Extract every line below that contains the word "this".

● Supplied material
☆ ☆ ☆
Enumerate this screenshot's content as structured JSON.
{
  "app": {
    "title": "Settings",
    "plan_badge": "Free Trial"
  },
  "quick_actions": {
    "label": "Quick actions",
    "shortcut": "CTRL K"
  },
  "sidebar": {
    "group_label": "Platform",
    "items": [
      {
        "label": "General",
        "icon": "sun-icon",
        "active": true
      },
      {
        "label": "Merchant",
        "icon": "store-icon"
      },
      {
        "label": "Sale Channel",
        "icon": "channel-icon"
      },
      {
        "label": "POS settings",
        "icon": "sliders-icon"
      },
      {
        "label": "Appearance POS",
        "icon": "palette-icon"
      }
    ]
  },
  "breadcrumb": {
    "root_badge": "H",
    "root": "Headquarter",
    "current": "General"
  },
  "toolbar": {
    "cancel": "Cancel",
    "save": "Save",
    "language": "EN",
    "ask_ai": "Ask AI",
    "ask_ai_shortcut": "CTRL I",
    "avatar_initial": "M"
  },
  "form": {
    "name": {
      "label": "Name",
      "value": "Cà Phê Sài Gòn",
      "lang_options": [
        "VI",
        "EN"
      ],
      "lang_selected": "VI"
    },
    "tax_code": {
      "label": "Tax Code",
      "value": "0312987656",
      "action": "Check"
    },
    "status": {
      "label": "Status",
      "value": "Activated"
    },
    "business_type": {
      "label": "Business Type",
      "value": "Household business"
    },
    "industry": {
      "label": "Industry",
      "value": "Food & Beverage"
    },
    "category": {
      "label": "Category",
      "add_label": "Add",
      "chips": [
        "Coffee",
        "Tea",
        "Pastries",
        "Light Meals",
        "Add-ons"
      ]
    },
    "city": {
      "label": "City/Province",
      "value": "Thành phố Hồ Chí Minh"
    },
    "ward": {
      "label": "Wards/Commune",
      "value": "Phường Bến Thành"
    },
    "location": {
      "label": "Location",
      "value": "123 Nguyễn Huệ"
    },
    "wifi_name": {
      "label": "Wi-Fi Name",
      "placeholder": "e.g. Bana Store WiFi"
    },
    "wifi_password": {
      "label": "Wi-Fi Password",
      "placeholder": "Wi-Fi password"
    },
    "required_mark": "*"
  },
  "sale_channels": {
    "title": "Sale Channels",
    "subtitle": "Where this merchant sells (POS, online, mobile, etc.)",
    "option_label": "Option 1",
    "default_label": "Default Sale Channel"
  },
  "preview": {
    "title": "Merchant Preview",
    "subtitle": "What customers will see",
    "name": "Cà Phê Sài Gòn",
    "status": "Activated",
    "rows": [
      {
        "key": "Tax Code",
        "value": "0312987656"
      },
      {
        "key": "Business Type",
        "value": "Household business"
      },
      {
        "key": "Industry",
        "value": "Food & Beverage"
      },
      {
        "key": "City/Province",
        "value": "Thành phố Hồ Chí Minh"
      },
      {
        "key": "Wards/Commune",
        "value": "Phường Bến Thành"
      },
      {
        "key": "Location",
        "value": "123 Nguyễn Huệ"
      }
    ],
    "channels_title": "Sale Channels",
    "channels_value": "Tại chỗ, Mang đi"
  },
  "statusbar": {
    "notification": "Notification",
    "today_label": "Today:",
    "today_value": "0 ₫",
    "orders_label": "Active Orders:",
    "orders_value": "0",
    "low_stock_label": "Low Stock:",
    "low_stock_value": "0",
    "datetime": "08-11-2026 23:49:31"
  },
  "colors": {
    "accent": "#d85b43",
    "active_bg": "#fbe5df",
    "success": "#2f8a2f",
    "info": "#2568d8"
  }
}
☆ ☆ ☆
● Completed exercise
Enumerate this screenshot's content as structured JSON.
    "subtitle": "Where this merchant sells (POS, online, mobile, etc.)",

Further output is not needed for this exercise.